Parishioners of Our Lady of Remedy Church in Kandivli want their dead to be left alone. On Monday, they staged a silent protest near the church against the Brihanmumbai Municipal Corporation's (BMC) plan to take over a portion of its cemetery to widen the adjacent SV Road.
Sizing it up: Lawrence Fernandes, deanery counsellor for Bombay Catholic Sabha, shows the spot till where the BMC plans to acquire the cemetery. Pics/Datta Kumbhar
The church is a 400-year-old Grade II heritage structure, has a cemetery on its premises. Grade II heritage structures are local landmarks, which contribute to the image and identity of the region.
The Poisar church, as it is more popularly known, is flanked by a market, with the Poisar bus depot bang opposite it.
Simmering since '13
The protest was the culmination of three years of tussle between the church and the BMC. The civic body had in 2013 issued a public notice, stating that the regular line of SV Road had been changed and that it planned to widen the road to its original width of 90 ft. The BMC also sought to improve and widen a neighboring road, leading to the subway, belonging to the development plan department. Altogether, the church, a chawl and the market were to be affected. The BMC asked people to respond to the notice. After the church made a representation before the officials concerned, the matter went into cold storage.
Putting up a fight: Parishioners of Our Lady of Remedy Church in Kandivli take out a silent protest against the BMC’s acquisition plan.
The BMC picked up the issue again in February this year. It issued a notice to the church, along with other structures due to be affected by the road widening, under Section 299 (acquisition of open land or of land occupied by platforms within the regular line of a street) of the Mumbai Municipal Corporation (MMC) Act. The notice, signed by Deputy Municipal Commissioner Ashok Khaire, states that a portion of the church — roughly 7 metres into its cemetery — is required for the widening work.

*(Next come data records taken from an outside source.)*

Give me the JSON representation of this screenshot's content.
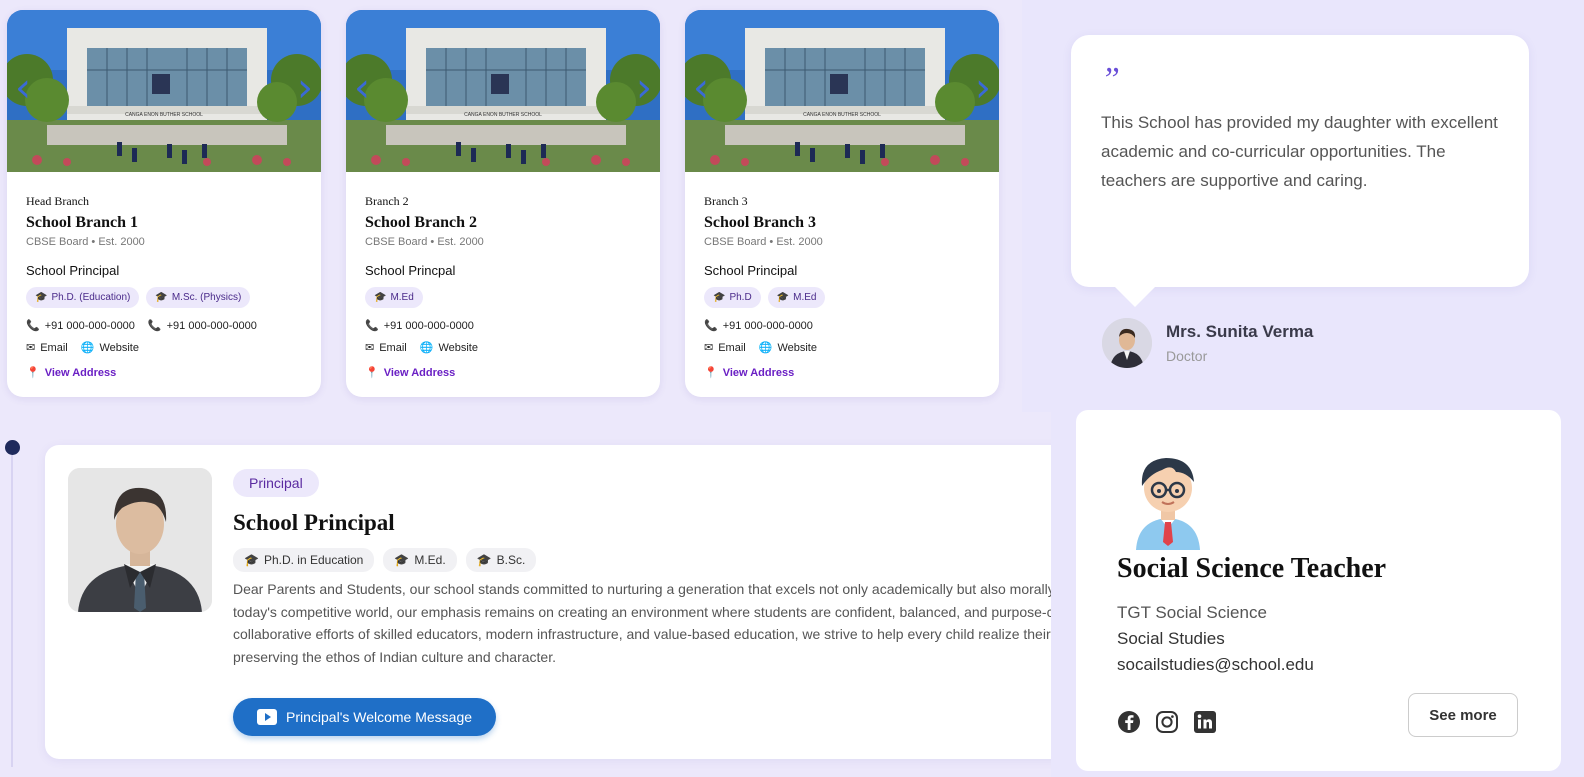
{
  "branches": [
    {
      "tag": "Head Branch",
      "name": "School Branch 1",
      "meta": "CBSE Board • Est. 2000",
      "role": "School Principal",
      "quals": [
        "Ph.D. (Education)",
        "M.Sc. (Physics)"
      ],
      "phones": [
        "+91 000-000-0000",
        "+91 000-000-0000"
      ],
      "email_label": "Email",
      "website_label": "Website",
      "address_label": "View Address",
      "sign_text": "CANGA ENON BUTHER SCHOOL"
    },
    {
      "tag": "Branch 2",
      "name": "School Branch 2",
      "meta": "CBSE Board • Est. 2000",
      "role": "School Princpal",
      "quals": [
        "M.Ed"
      ],
      "phones": [
        "+91 000-000-0000"
      ],
      "email_label": "Email",
      "website_label": "Website",
      "address_label": "View Address",
      "sign_text": "CANGA ENON BUTHER SCHOOL"
    },
    {
      "tag": "Branch 3",
      "name": "School Branch 3",
      "meta": "CBSE Board • Est. 2000",
      "role": "School Principal",
      "quals": [
        "Ph.D",
        "M.Ed"
      ],
      "phones": [
        "+91 000-000-0000"
      ],
      "email_label": "Email",
      "website_label": "Website",
      "address_label": "View Address",
      "sign_text": "CANGA ENON BUTHER SCHOOL"
    }
  ],
  "testimonial": {
    "quote_mark": "”",
    "text": "This School has provided my daughter with excellent academic and co-curricular opportunities. The teachers are supportive and caring.",
    "author_name": "Mrs. Sunita Verma",
    "author_role": "Doctor"
  },
  "principal": {
    "badge": "Principal",
    "name": "School Principal",
    "quals": [
      "Ph.D. in Education",
      "M.Ed.",
      "B.Sc."
    ],
    "message_lines": [
      "Dear Parents and Students, our school stands committed to nurturing a generation that excels not only academically but also morally",
      "today's competitive world, our emphasis remains on creating an environment where students are confident, balanced, and purpose-c",
      "collaborative efforts of skilled educators, modern infrastructure, and value-based education, we strive to help every child realize their",
      "preserving the ethos of Indian culture and character."
    ],
    "button_label": "Principal's Welcome Message"
  },
  "teacher": {
    "title": "Social Science Teacher",
    "designation": "TGT Social Science",
    "subject": "Social Studies",
    "email": "socailstudies@school.edu",
    "see_more_label": "See more",
    "social": [
      "facebook-icon",
      "instagram-icon",
      "linkedin-icon"
    ]
  },
  "colors": {
    "background": "#e9e6fc",
    "accent_purple": "#6a1fc4",
    "button_blue": "#1f6fc7",
    "chip_bg": "#ece8fb"
  }
}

Church trustees then wrote to the BMC on the issue, but when nothing worked, they carried out a silent protest.
"The reservation and the ensuing public notice itself is illegal," alleged Alfie Quinny, a trustee. "The regular line was changed in the BMC plans in May 2013, but the public notice was issued in July. They had decided to extend the regular line beforehand."
Fr Jon D'Souza, parish priest and trustee, demanded that the BMC ask other properties to give up their land, too. "The church has given away land for public use from time to time. If they want to widen this road, they should do so from both sides," he said.
Lawrence Fernandes, deanery counsellor for Bombay Catholic Sabha, said BMC's plan has hit a raw nerve. "The cemetery has the graves of our ancestors. It is a matter of religious sentiments. Besides, we have a cross here that will have to be moved. We plan to knock on court's doors."
Deputy Municipal Commissioner Ashok Khaire said the regular line was decided by the traffic and development plan departments, taking into account the traffic in the area. "The acquisition is for the widening of an important road. The MMC Act stipulates that the BMC can go ahead with the acquisition. As per the rules, the property owner will be given development rights in return." Khaire said the heritage committee has granted permission to move the cross. He said other properties, too, will be subjected to a similar acquisition process. Around 12 stalls in the market have been removed already. Officials undertook a demolition drive in the neighbouring chawl last Wednesday.